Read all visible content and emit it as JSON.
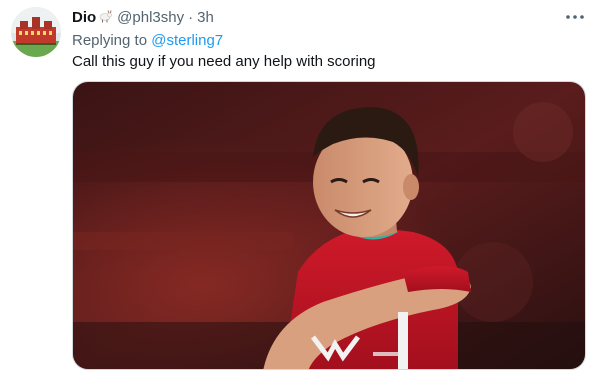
{
  "tweet": {
    "display_name": "Dio",
    "name_emoji_icon": "goat-icon",
    "handle": "@phl3shy",
    "separator": "·",
    "time": "3h",
    "more_icon": "more-horizontal-icon",
    "replying_to_label": "Replying to ",
    "replying_to_handle": "@sterling7",
    "text": "Call this guy if you need any help with scoring",
    "media_description_icon": "photo-icon"
  },
  "colors": {
    "primary_text": "#0f1419",
    "secondary_text": "#536471",
    "link": "#1d9bf0",
    "jersey_red": "#c8102e"
  }
}
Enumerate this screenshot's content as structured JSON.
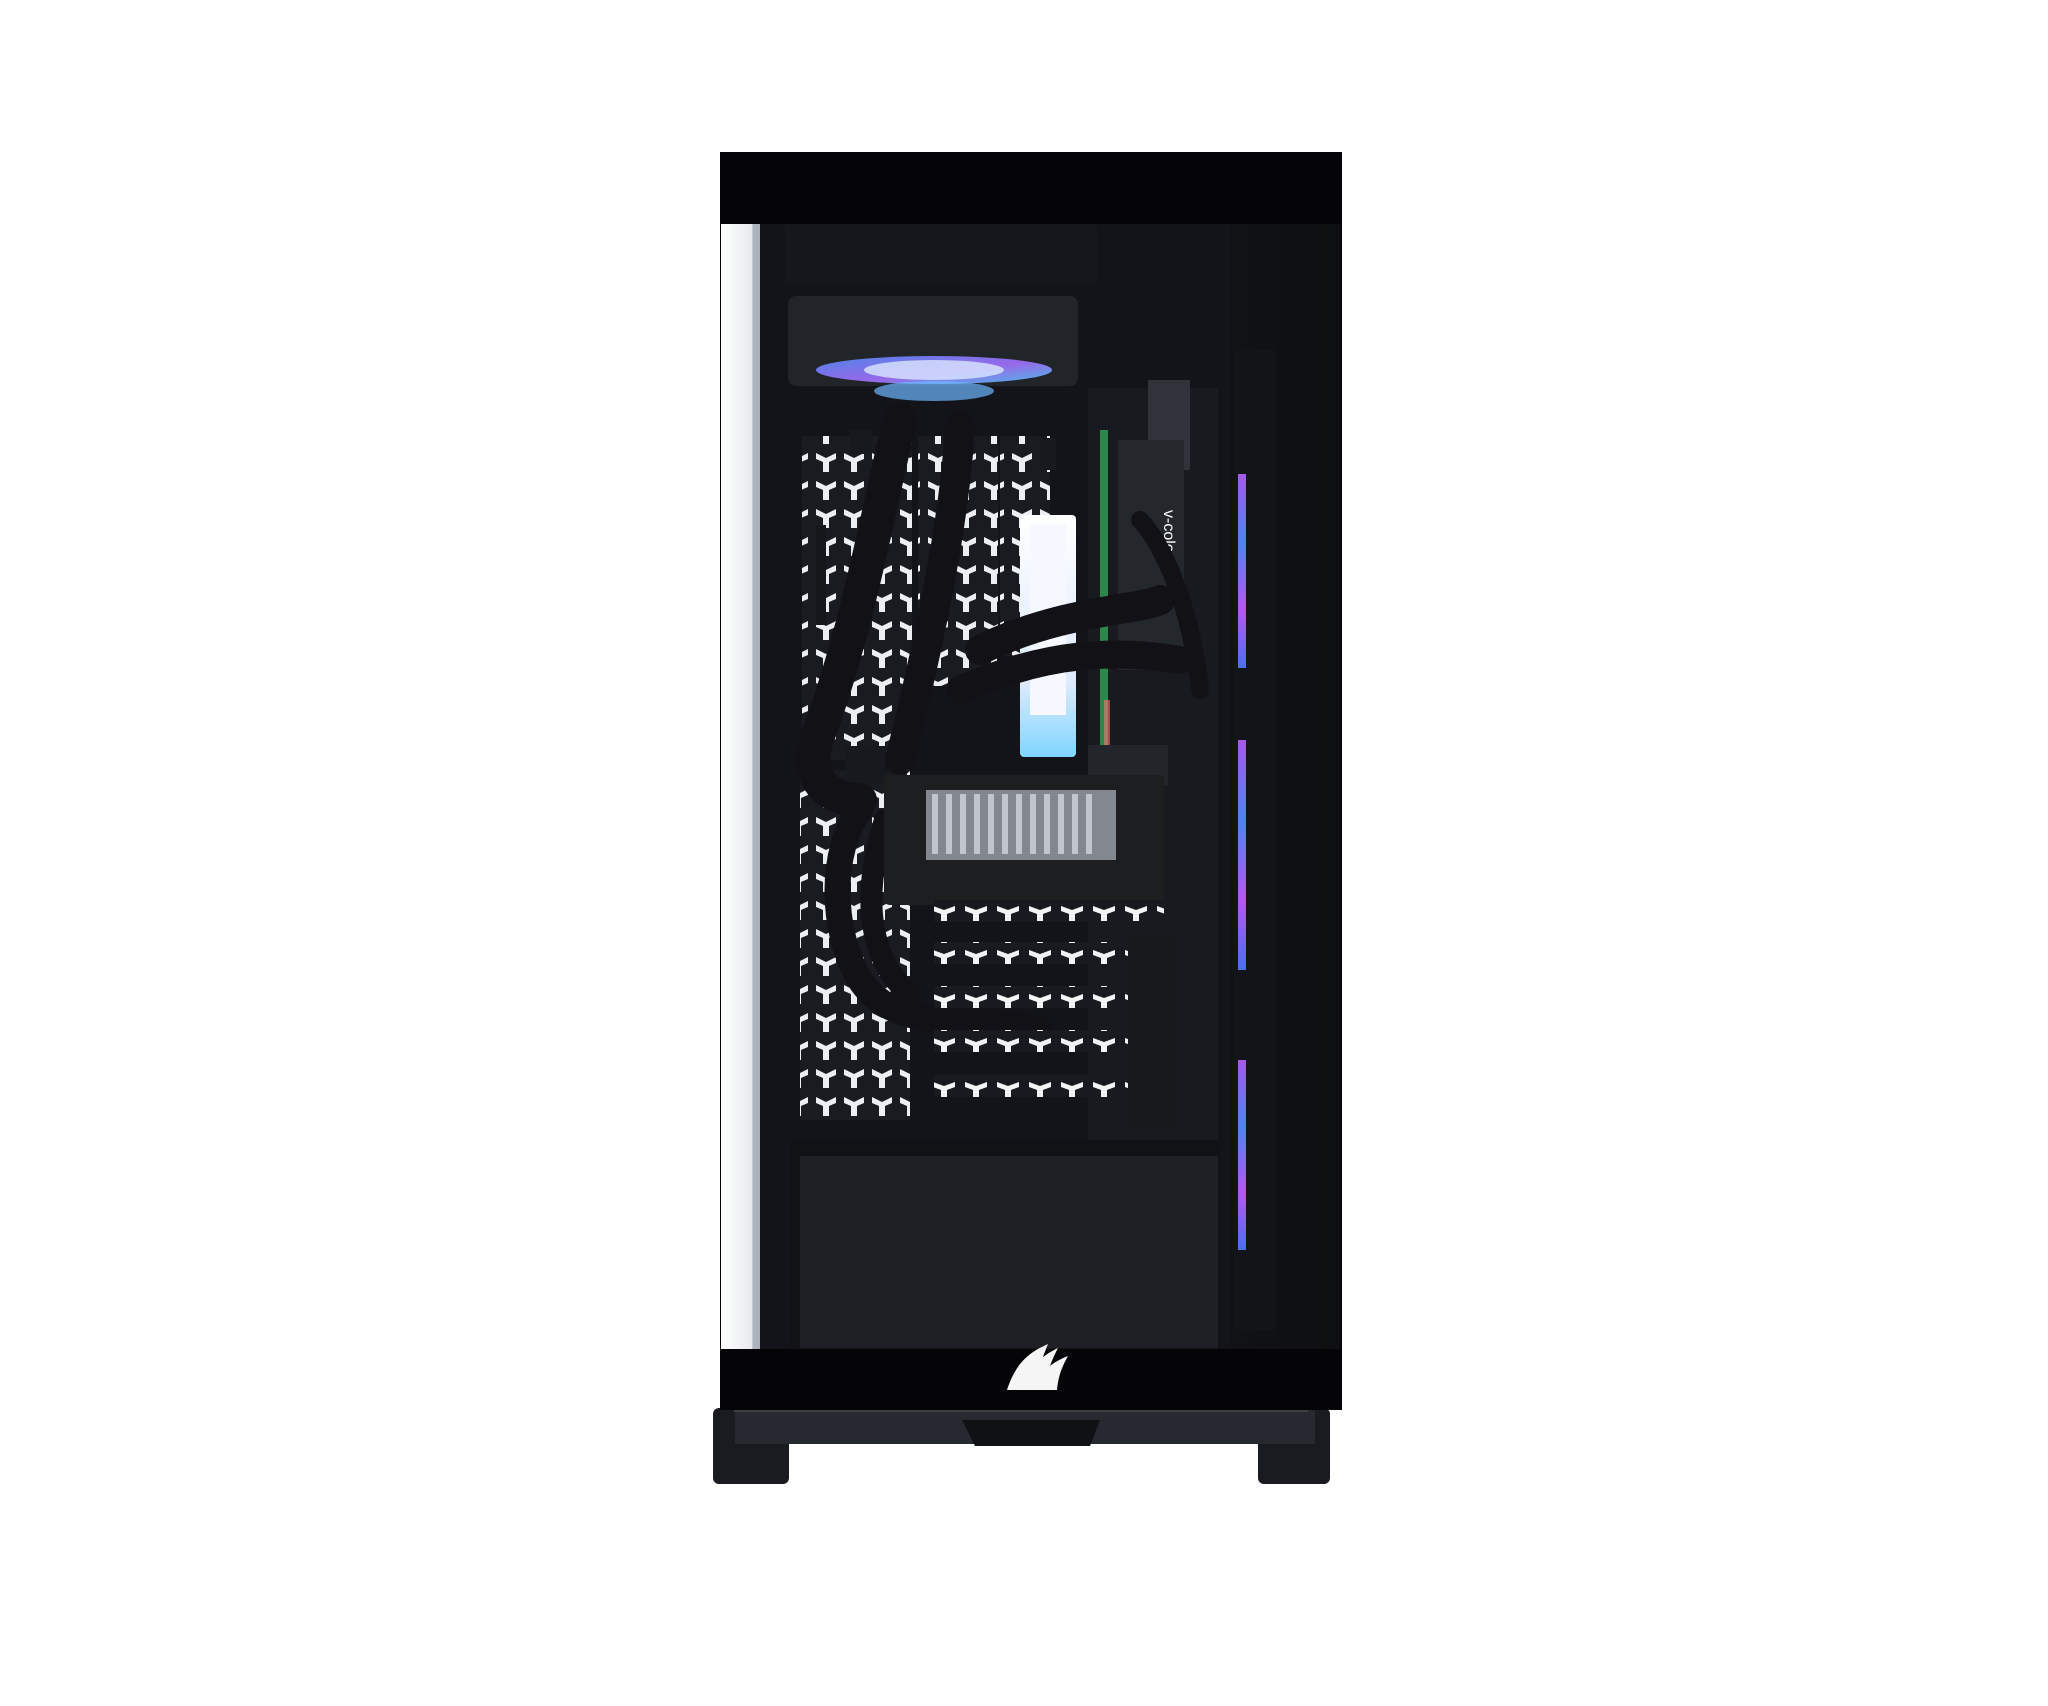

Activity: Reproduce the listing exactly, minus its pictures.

Solution:
Read all visible content and emit it as JSON.
{
  "tweet": {
    "display_name": "Dio",
    "name_emoji_icon": "goat-icon",
    "handle": "@phl3shy",
    "separator": "·",
    "time": "3h",
    "more_icon": "more-horizontal-icon",
    "replying_to_label": "Replying to ",
    "replying_to_handle": "@sterling7",
    "text": "Call this guy if you need any help with scoring",
    "media_description_icon": "photo-icon"
  },
  "colors": {
    "primary_text": "#0f1419",
    "secondary_text": "#536471",
    "link": "#1d9bf0",
    "jersey_red": "#c8102e"
  }
}
Enumerate this screenshot's content as structured JSON.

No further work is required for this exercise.